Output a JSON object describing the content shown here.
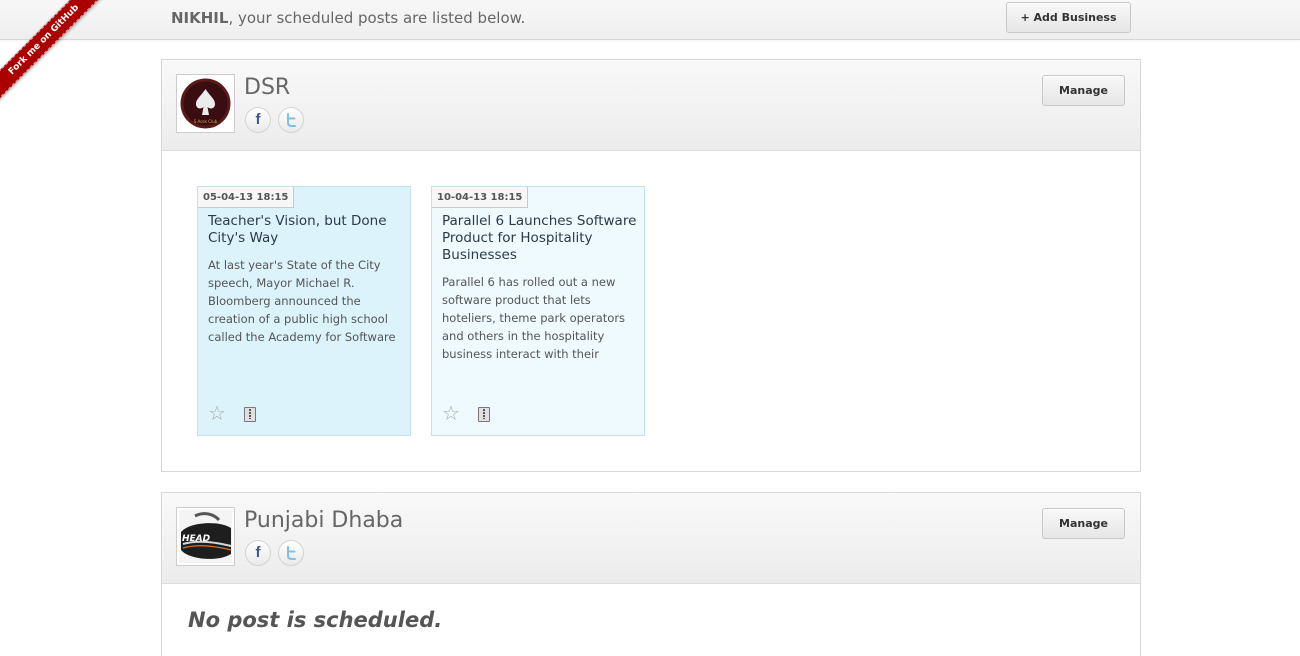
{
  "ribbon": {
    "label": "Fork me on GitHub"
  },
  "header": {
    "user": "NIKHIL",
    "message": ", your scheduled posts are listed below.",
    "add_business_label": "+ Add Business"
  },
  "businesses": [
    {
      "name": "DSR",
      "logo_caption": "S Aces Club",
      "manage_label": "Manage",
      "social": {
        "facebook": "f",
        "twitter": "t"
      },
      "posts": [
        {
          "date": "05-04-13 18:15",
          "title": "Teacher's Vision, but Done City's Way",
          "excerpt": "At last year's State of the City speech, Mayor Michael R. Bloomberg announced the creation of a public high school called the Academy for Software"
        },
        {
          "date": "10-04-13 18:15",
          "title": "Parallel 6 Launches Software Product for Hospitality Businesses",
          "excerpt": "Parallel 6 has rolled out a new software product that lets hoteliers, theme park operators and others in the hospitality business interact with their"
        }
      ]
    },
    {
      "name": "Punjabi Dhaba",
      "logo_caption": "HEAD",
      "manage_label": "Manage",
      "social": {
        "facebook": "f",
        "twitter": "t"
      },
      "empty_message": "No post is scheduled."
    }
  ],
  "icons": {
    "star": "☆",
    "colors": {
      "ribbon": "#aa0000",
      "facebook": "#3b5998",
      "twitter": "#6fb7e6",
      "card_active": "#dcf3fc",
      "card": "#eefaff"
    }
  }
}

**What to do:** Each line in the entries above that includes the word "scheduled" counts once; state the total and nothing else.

**Result below:** 2